Immigrants, claim Chua and Rubenfeld, are wary of “an excessively permissive American culture”-the bogeyman that haunts the dreams of so many who see the U.S. as losing the vigor of a former age. But isn’t that permissiveness exactly what makes America work: this messy mix, this barbaric yawp, this redneck rondeau, this rude commingling? Isn’t that what permeates its films, movies, books? And isn’t that the principal product it can still export? It is American culture’s permissiveness, its new world energy, that still attracts the masses to the “golden door.”
As it did with my father, who in college in 1950s Calcutta was first exposed to the great rock-‘n’-yell of Chuck Berry and Elvis-music the Jesuit deans of St. Xavier’s tried to ban because they couldn’t stand to see students gyrating their pelvises. My father had never heard such an awesome caterwaul before, and-along with America’s decadent movies and books-it seeded the young man’s desire to go live there someday.

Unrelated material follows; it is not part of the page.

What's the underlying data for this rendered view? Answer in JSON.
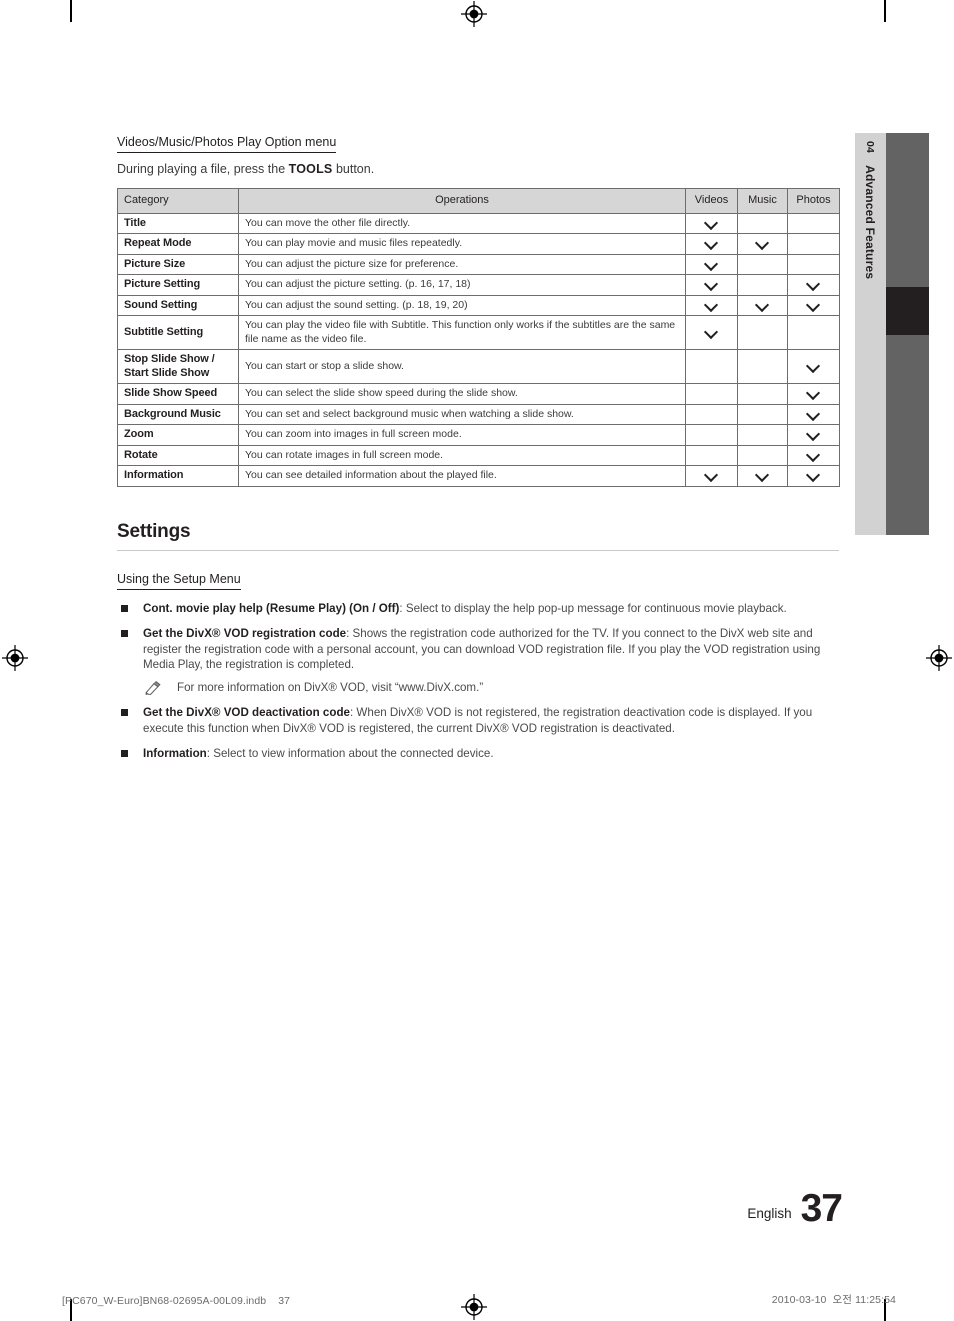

It’s not conformity that makes this country great; it’s an individual striking out against the expectations of his culture, Bill Gates and Mark Zuckerberg dropping out of Harvard, Miles Davis coming out of heroin addiction to produce ‘Round About Midnight, the 14-year-old Billie Holiday turning the pain of her childhood into the bluest beauty, Sylvia Plath taking on death with pills and poetry, William S. Burroughs writing from the bowels of his addiction in Naked Lunch; it’s Hemingway and Fitzgerald and Cheever and Carver drinking and writing, writing and drinking through their demons. Imagine what American culture would be if American artists had kept a tight check on their impulses.
I love the tension between arguments for impulse control, on the one hand, and creative exploration on the other. For free, unstructured play on the one hand and “10,000 hours of practice” on the other. And I think Mehta points out another important thing to reflect on after reading the book—what is unique to America and how did it come to be and to continue? There are obviously bad ways to answer that question, lest Americans become too enamored of themselves for the wrong reasons, but, keeping that caution in mind, what can America and the world learn and emulate from America’s history and culture?
So, with all that said, it’s important to consider arguments like Chua’s and Rubenfeld’s and exercise the critical thinking we expect of our students and children: evaluate the strength of their claims without getting swept up by them or dismissing them as cynical, learn from them what we can and become more thoughtful thinkers, teachers, and parents as a result.
Though I include links to Amazon when I mention books, I strongly encourage you to order books through Washington’s Hickory Stick Bookshop or your own local book store.
(1) Among other things, the vision of life Chua holds out is essentially that of Nietzsche’s will to power. As he wrote in his book by that title, “My idea is that every specific body strives to become master over all space and to extend its force (its will to power) and to thrust back all that resists its extension. But it continually encounters similar efforts on the part of other bodies and ends by coming to an arrangement (“union”) with those of them that are sufficiently related to it: thus they then conspire together for power. And the process goes on.” We all need to take Nietzsche seriously because his is a serious vision of reality with a lot of merit. It’s one I ultimately reject, but only after spending a lot of time considering alternatives.